## [Work request]
For the string "icon", find every matching line in the records and copy it.

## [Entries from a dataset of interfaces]
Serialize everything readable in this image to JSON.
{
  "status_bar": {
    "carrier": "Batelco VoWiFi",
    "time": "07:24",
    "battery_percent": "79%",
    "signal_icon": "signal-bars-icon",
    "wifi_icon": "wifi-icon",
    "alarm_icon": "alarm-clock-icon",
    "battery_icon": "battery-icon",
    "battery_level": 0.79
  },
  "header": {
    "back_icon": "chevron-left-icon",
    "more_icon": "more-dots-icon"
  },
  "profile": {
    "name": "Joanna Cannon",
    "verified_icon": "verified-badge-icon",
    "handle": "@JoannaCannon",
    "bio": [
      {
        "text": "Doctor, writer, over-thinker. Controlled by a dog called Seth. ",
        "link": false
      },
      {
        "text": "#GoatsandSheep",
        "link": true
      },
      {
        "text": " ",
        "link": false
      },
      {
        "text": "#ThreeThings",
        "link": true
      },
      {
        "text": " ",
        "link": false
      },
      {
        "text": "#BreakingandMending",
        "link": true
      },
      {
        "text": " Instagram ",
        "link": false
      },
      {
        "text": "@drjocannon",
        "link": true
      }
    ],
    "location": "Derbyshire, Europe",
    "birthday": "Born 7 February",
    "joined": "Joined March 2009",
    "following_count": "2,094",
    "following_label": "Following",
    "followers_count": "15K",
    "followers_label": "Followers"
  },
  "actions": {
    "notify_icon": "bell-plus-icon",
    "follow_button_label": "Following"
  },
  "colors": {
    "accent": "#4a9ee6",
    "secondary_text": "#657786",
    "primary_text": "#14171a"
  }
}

## [Finished exercise]
    "signal_icon": "signal-bars-icon",
    "wifi_icon": "wifi-icon",
    "alarm_icon": "alarm-clock-icon",
    "battery_icon": "battery-icon",
    "back_icon": "chevron-left-icon",
    "more_icon": "more-dots-icon"
    "verified_icon": "verified-badge-icon",
    "notify_icon": "bell-plus-icon",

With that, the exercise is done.